Circumstances of the loss
A death by suicide is often sudden, unexpected and may be violent. This can increase the degree of shock and distress surrounding it.
Witnessing or imagining what happened
If a person witnessed the death, found the body, or attended to the body, they may suffer from distressing images, flashbacks or nightmares. This can also happen when a person did not directly see anything but cannot stop imagining what happened.
Most people bereaved by suicide are haunted by two questions: “Why did they do it?” “Could I have prevented it?”
It is natural to ask these questions as the brain attempts to learn and protect itself, and sense making is an important part of the grieving process.
But these are impossible questions to answer, and the reality is that you may never know why it happened.
There is no simple reason why someone might take their own life. It is most likely the result of many complex factors, and the final act is usually the last in a long series of events.
It can be hard to imagine that suicide is somebody’s ‘choice’ or ‘decision.’ It is usually the individual’s thought that dying was the only path they could take.
Thinking that you (or anyone else) could have prevented the suicide, is assuming that we all have far more power over the lives of others than we actually do.

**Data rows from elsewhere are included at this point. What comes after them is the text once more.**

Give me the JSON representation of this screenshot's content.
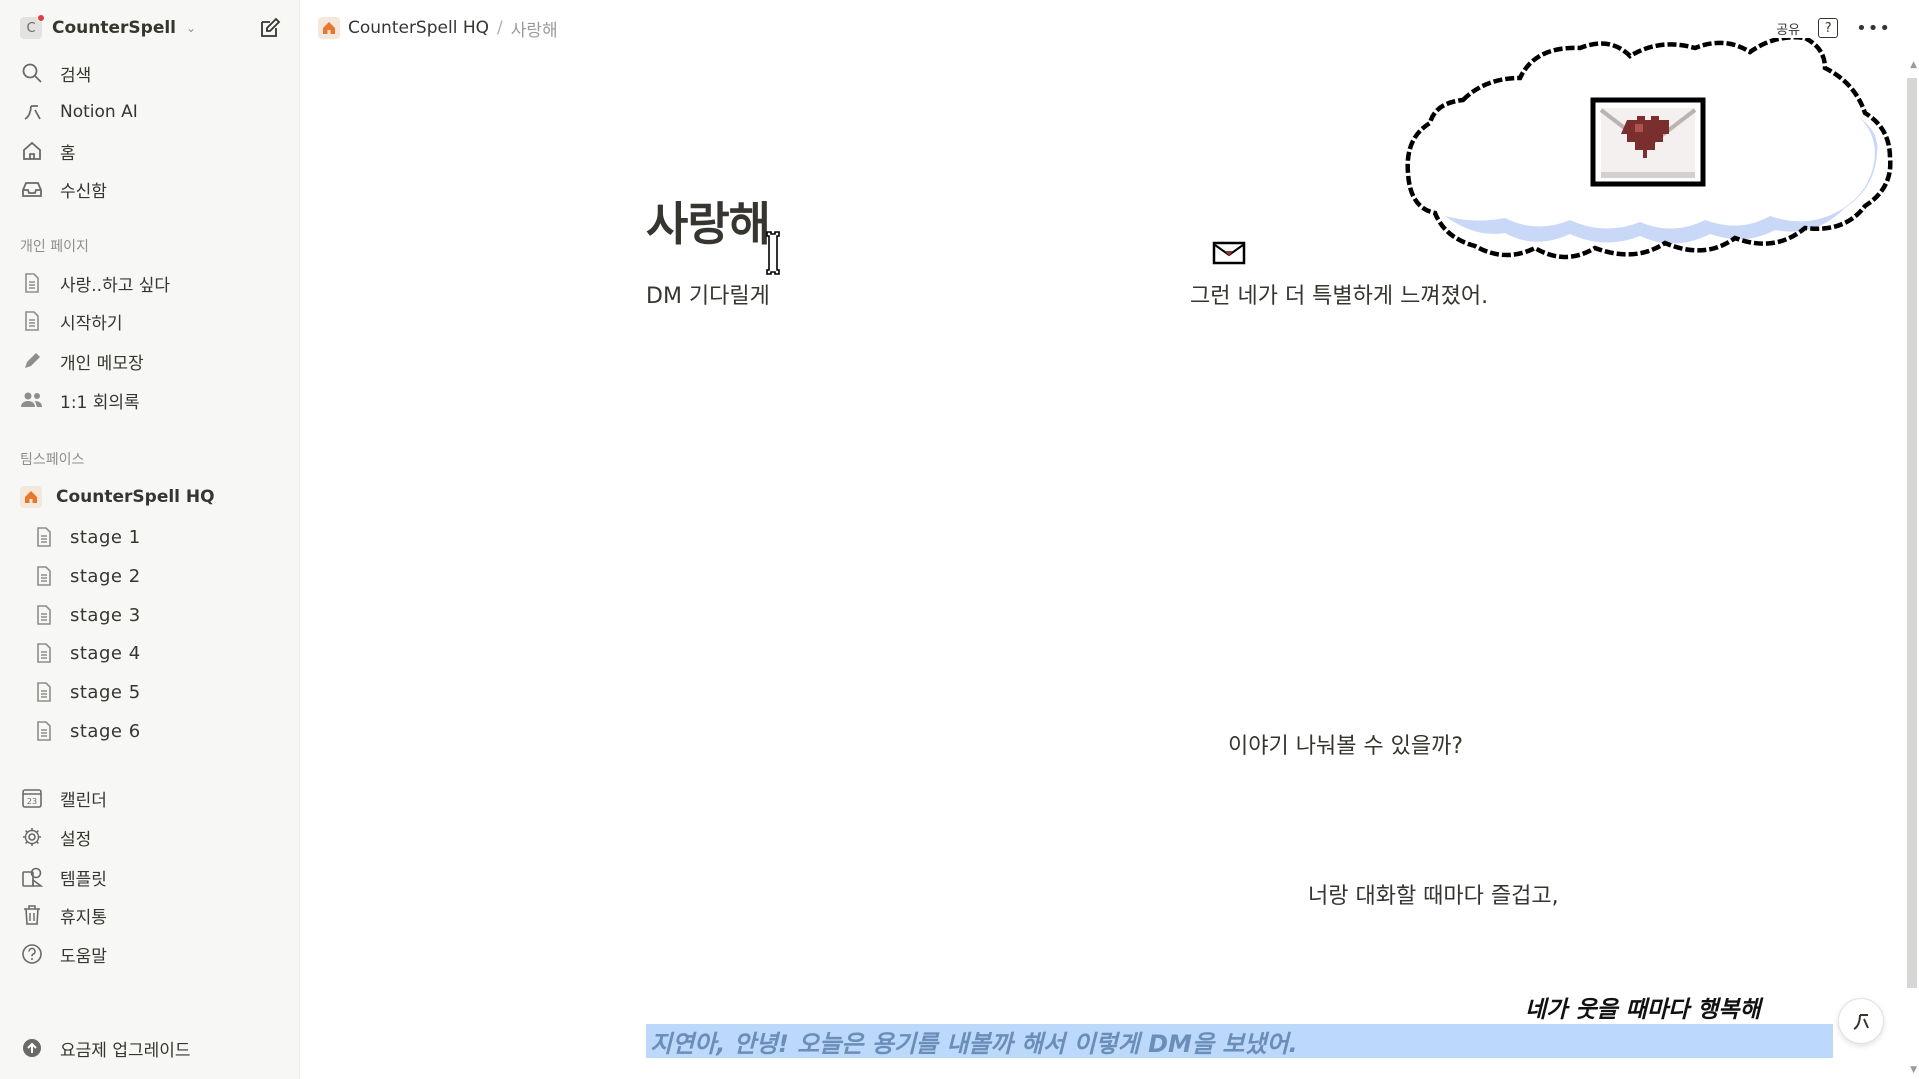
{
  "workspace": {
    "initial": "C",
    "name": "CounterSpell"
  },
  "sidebar": {
    "top_items": [
      {
        "label": "검색",
        "icon": "search-icon"
      },
      {
        "label": "Notion AI",
        "icon": "notion-ai-icon"
      },
      {
        "label": "홈",
        "icon": "home-icon"
      },
      {
        "label": "수신함",
        "icon": "inbox-icon"
      }
    ],
    "private_section": "개인 페이지",
    "private_pages": [
      {
        "label": "사랑..하고 싶다",
        "icon": "page-icon"
      },
      {
        "label": "시작하기",
        "icon": "page-icon"
      },
      {
        "label": "개인 메모장",
        "icon": "pencil-icon"
      },
      {
        "label": "1:1 회의록",
        "icon": "people-icon"
      }
    ],
    "team_section": "팀스페이스",
    "teamspace": {
      "label": "CounterSpell HQ",
      "icon": "home-icon"
    },
    "stages": [
      {
        "label": "stage 1"
      },
      {
        "label": "stage 2"
      },
      {
        "label": "stage 3"
      },
      {
        "label": "stage 4"
      },
      {
        "label": "stage 5"
      },
      {
        "label": "stage 6"
      }
    ],
    "bottom_items": [
      {
        "label": "캘린더",
        "icon": "calendar-icon",
        "badge": "23"
      },
      {
        "label": "설정",
        "icon": "gear-icon"
      },
      {
        "label": "템플릿",
        "icon": "template-icon"
      },
      {
        "label": "휴지통",
        "icon": "trash-icon"
      },
      {
        "label": "도움말",
        "icon": "help-icon"
      }
    ],
    "upgrade": "요금제 업그레이드"
  },
  "breadcrumb": {
    "workspace": "CounterSpell HQ",
    "separator": "/",
    "page": "사랑해"
  },
  "top_actions": {
    "share": "공유",
    "help": "?",
    "more": "•••"
  },
  "page": {
    "title": "사랑해",
    "line_dm": "DM 기다릴게",
    "line_special": "그런 네가 더 특별하게 느껴졌어.",
    "line_talk": "이야기 나눠볼 수 있을까?",
    "line_fun": "너랑 대화할 때마다 즐겁고,",
    "line_happy": "네가 웃을 때마다 행복해",
    "line_highlight": "지연아, 안녕!  오늘은 용기를 내볼까 해서 이렇게 DM을 보냈어."
  },
  "colors": {
    "sidebar_bg": "#f7f7f5",
    "highlight_bg": "#bcd8fa",
    "highlight_text": "#6b8eb8",
    "cloud_shadow": "#c9d8f7",
    "accent_home": "#e8762b"
  }
}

In time, most people reach a stage where the questions occupy less of their thoughts, they may accept that they will never know, or they may settle on an answer they can live with.
It can be helpful to ask other questions like “What can we do now?” “What will help me get through today?” “How can we support each other with this?”
Bereavement by suicide can bring a range of intense emotions which might include guilt, anger, confusion, numbing, feeling of failure, abandonment, remembering, longing, regret, helplessness, frustration and sadness.
This bereavement can open up old wounds from other losses or create fear about future losses.
You may struggle to make sense of what has happened and your beliefs about the world, people and yourself may be challenged.
Physical reactions may include physical tightness, restlessness, fatigue, headaches, stomach pains, sleeplessness, nausea, changed appetite and poor concentration.
There are no set ‘stages’ of grief. Reactions in the way that you feel and think, and body sensations, can happen at any time and you may find that you go back and forth between feeling different ways.
It’s ok if you or others do not experience these feelings or don’t grieve visibly – we all respond in different ways and will have had different relationships with the person who took their own life.
You are not alone or reacting badly in what you are going through because these reactions are all common and natural.
Groups might come together in their shared grief and social support is really beneficial.
If you get together as a group, try not to keep repeating the details about what happened, instead focus on what will help you all manage right now.
Existing tensions in relationships can arise as a result of the shock and distress.
People can find it difficult to communicate or they may worry about upsetting others.
People may be uncomfortable or scared to share how they are feeling.
People may have different views about suicide, they may express different judgements about the causes, impact and morality of suicide.
Nobody should see themselves or another as having to be the ‘strong’ one.
Some may value the chance to share how they are feeling & ask questions.
Some may want company but might not want to talk about what happened.
Some will prefer support from within the social group & others will prefer it externally.
There is no time limit on grief so try to be patient with yourself & others
Information, investigations and lack of privacy
It can be difficult to maintain privacy because many professionals & agencies may become involved across the timeline. Investigations can be lengthy and can reveal information you didn’t previously know about the person. There may be public attention and the media may report on the situation.
Interactions with different people or agencies may provide an opportunity for support, but, you have the right to consider who you want to talk to, when and what you feel comfortable talking about.
You may wish to seek personal support if you are required to be involved in formal processes.
How do I know if I need more help?
Most people will recover, some will need more help. You may wish to seek professional support if:
You are struggling to do your job or function in your daily life as usual.
You are finding it difficult to sleep weeks after the event.
Others have noticed a change in you and encourage you to get help.
You do not want to do the things that used to make you happy.
You are drinking or smoking too much, or using drugs to cope with your feelings.
Around six weeks has passed and you do not feel any better.